Task requirements:
Reproduce each line from the records that holds "Pesquisar".

Data to use:
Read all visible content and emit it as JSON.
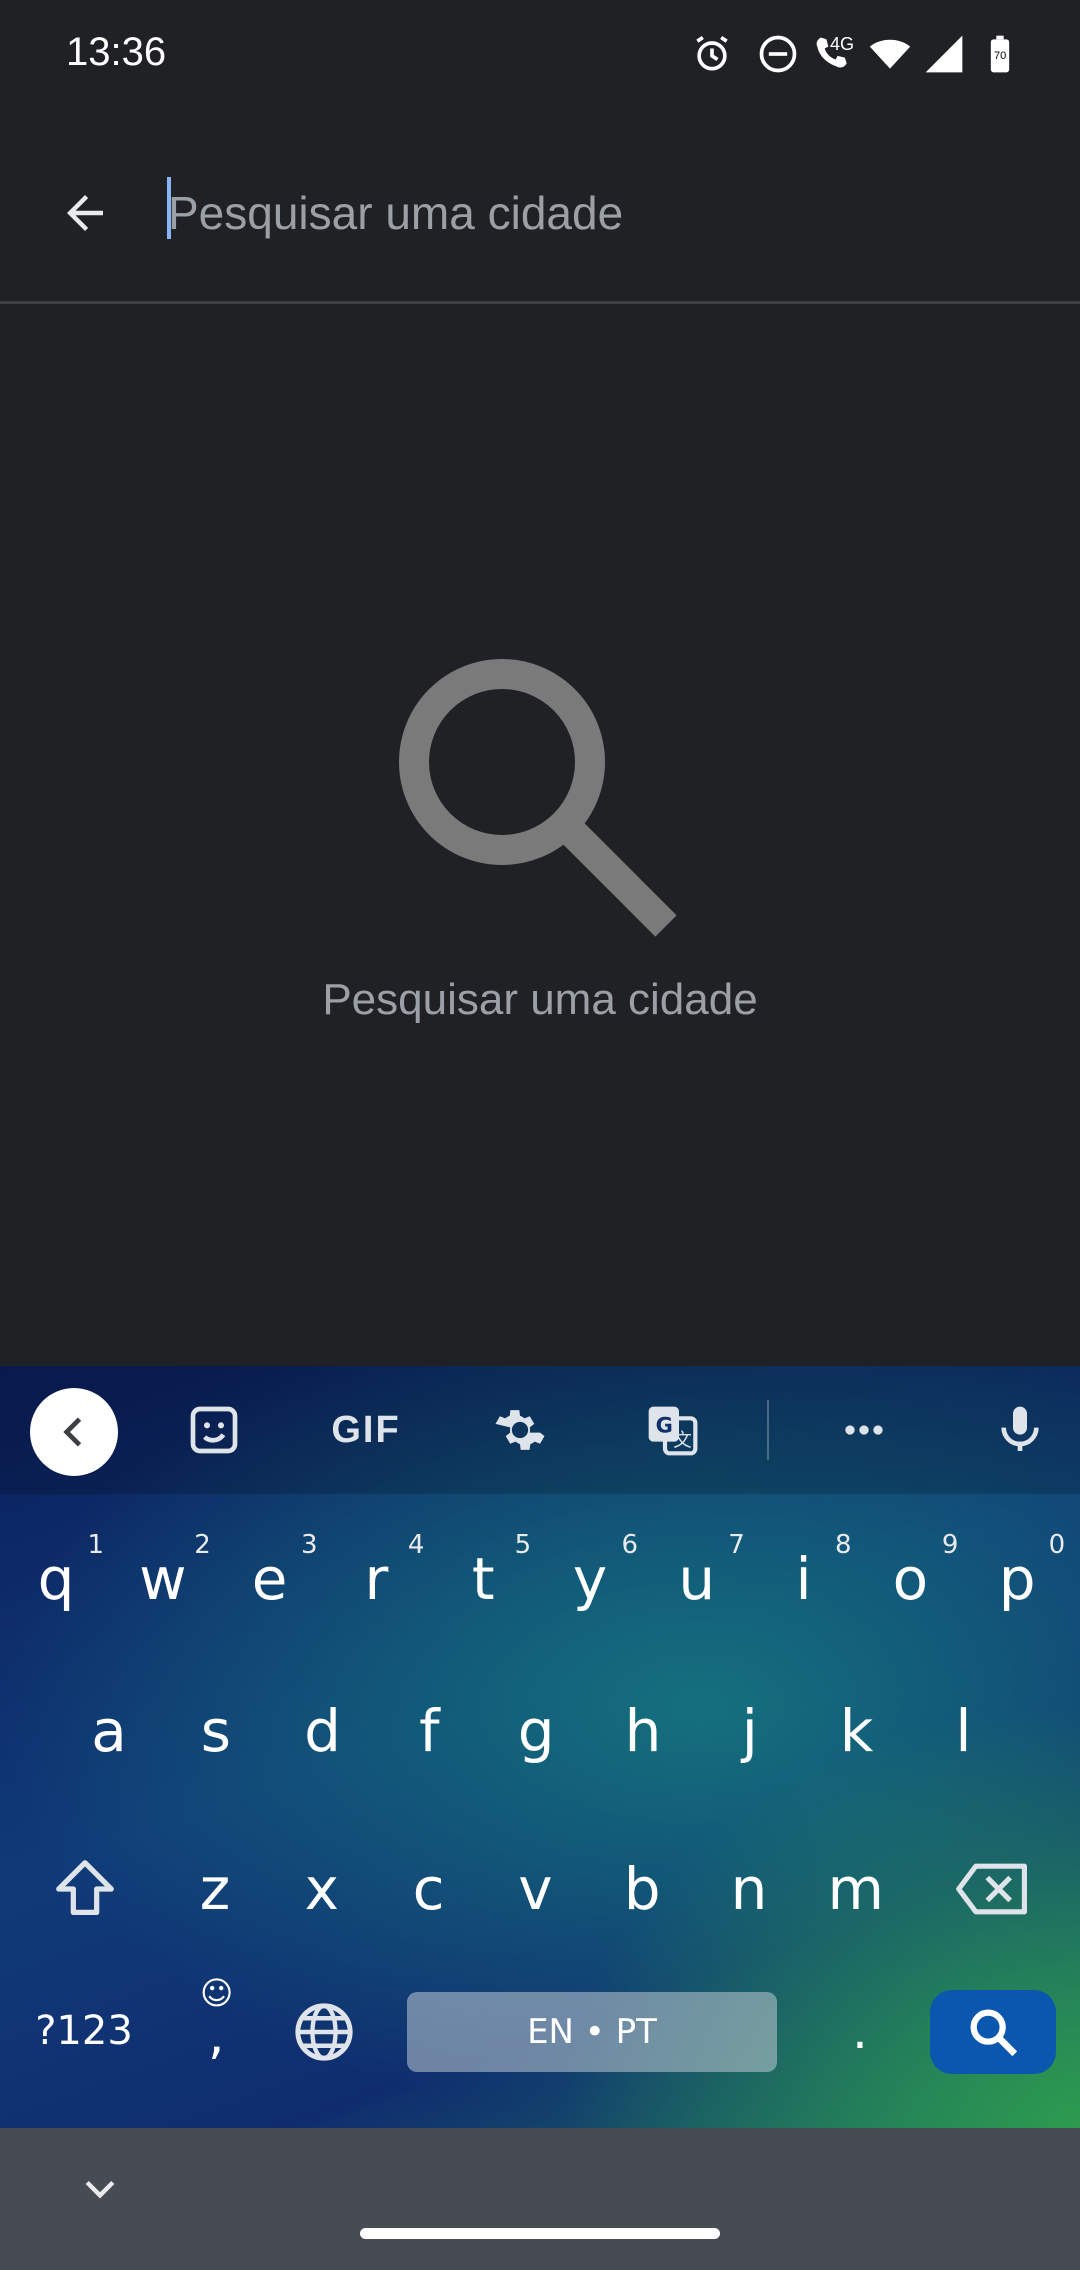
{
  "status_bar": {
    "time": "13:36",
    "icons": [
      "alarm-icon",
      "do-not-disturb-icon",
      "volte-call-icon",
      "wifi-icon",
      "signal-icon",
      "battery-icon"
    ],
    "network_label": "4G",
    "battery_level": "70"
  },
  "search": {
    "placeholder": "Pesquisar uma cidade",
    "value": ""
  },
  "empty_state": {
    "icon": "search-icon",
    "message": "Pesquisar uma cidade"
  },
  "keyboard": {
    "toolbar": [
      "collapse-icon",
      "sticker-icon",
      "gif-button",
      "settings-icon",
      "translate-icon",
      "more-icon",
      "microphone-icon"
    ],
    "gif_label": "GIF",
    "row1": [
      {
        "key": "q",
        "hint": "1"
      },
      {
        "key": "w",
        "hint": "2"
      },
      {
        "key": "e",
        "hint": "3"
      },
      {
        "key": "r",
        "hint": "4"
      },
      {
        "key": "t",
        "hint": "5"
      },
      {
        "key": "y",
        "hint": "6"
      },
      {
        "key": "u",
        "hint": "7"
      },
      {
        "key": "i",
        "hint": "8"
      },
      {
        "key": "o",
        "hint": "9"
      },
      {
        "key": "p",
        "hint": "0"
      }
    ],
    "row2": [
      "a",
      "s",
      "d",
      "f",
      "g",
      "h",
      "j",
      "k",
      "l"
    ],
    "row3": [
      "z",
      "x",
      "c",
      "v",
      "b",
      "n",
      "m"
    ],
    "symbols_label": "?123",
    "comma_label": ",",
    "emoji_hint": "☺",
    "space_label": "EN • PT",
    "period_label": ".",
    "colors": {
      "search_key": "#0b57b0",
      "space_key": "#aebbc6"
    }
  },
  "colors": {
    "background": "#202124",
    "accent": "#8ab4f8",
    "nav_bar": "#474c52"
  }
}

Response to the exercise:
    "placeholder": "Pesquisar uma cidade",
    "message": "Pesquisar uma cidade"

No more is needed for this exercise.